■ **Materials provided**:
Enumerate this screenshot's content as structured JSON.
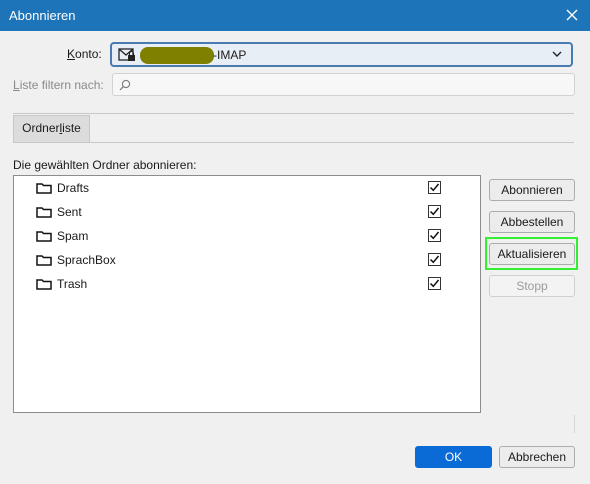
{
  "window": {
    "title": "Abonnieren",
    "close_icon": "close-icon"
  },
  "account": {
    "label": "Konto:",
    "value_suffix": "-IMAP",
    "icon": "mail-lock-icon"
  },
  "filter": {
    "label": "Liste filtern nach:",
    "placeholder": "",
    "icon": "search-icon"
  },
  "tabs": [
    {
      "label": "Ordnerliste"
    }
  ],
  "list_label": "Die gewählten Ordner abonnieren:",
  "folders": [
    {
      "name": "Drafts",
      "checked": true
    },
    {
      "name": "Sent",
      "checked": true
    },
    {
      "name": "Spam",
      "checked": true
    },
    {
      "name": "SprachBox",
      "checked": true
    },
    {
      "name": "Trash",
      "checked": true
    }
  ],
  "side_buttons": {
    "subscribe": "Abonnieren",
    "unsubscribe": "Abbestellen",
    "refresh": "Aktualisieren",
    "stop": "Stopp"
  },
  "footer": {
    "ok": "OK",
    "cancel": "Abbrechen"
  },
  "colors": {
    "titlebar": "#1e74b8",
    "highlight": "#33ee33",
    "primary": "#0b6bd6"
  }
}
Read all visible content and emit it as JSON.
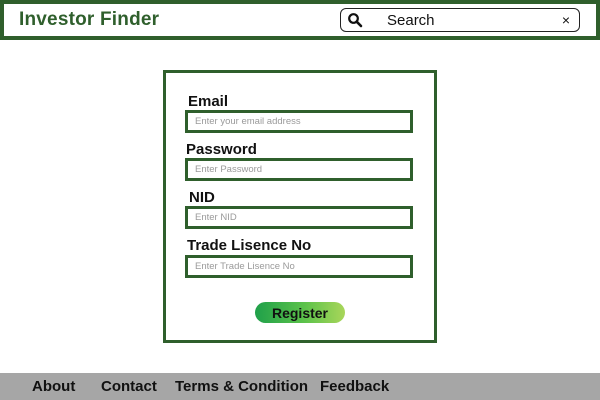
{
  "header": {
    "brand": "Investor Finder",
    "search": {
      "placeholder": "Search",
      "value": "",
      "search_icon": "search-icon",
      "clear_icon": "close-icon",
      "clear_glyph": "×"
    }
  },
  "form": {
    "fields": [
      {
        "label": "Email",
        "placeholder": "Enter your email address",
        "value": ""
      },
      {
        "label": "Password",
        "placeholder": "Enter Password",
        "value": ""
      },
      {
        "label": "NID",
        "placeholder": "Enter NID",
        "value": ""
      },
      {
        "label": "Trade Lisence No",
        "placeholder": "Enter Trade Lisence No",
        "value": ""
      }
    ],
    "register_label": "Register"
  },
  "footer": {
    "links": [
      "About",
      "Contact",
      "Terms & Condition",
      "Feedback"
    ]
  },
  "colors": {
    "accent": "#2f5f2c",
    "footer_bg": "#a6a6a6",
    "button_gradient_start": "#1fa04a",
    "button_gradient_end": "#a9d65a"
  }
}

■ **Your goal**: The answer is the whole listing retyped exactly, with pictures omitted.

■ **Solution to this exercise**:
Enumerate this screenshot's content as structured JSON.
{
  "window": {
    "title": "Abonnieren",
    "close_icon": "close-icon"
  },
  "account": {
    "label": "Konto:",
    "value_suffix": "-IMAP",
    "icon": "mail-lock-icon"
  },
  "filter": {
    "label": "Liste filtern nach:",
    "placeholder": "",
    "icon": "search-icon"
  },
  "tabs": [
    {
      "label": "Ordnerliste"
    }
  ],
  "list_label": "Die gewählten Ordner abonnieren:",
  "folders": [
    {
      "name": "Drafts",
      "checked": true
    },
    {
      "name": "Sent",
      "checked": true
    },
    {
      "name": "Spam",
      "checked": true
    },
    {
      "name": "SprachBox",
      "checked": true
    },
    {
      "name": "Trash",
      "checked": true
    }
  ],
  "side_buttons": {
    "subscribe": "Abonnieren",
    "unsubscribe": "Abbestellen",
    "refresh": "Aktualisieren",
    "stop": "Stopp"
  },
  "footer": {
    "ok": "OK",
    "cancel": "Abbrechen"
  },
  "colors": {
    "titlebar": "#1e74b8",
    "highlight": "#33ee33",
    "primary": "#0b6bd6"
  }
}
Read all visible content and emit it as JSON.
{
  "header": {
    "brand": "Investor Finder",
    "search": {
      "placeholder": "Search",
      "value": "",
      "search_icon": "search-icon",
      "clear_icon": "close-icon",
      "clear_glyph": "×"
    }
  },
  "form": {
    "fields": [
      {
        "label": "Email",
        "placeholder": "Enter your email address",
        "value": ""
      },
      {
        "label": "Password",
        "placeholder": "Enter Password",
        "value": ""
      },
      {
        "label": "NID",
        "placeholder": "Enter NID",
        "value": ""
      },
      {
        "label": "Trade Lisence No",
        "placeholder": "Enter Trade Lisence No",
        "value": ""
      }
    ],
    "register_label": "Register"
  },
  "footer": {
    "links": [
      "About",
      "Contact",
      "Terms & Condition",
      "Feedback"
    ]
  },
  "colors": {
    "accent": "#2f5f2c",
    "footer_bg": "#a6a6a6",
    "button_gradient_start": "#1fa04a",
    "button_gradient_end": "#a9d65a"
  }
}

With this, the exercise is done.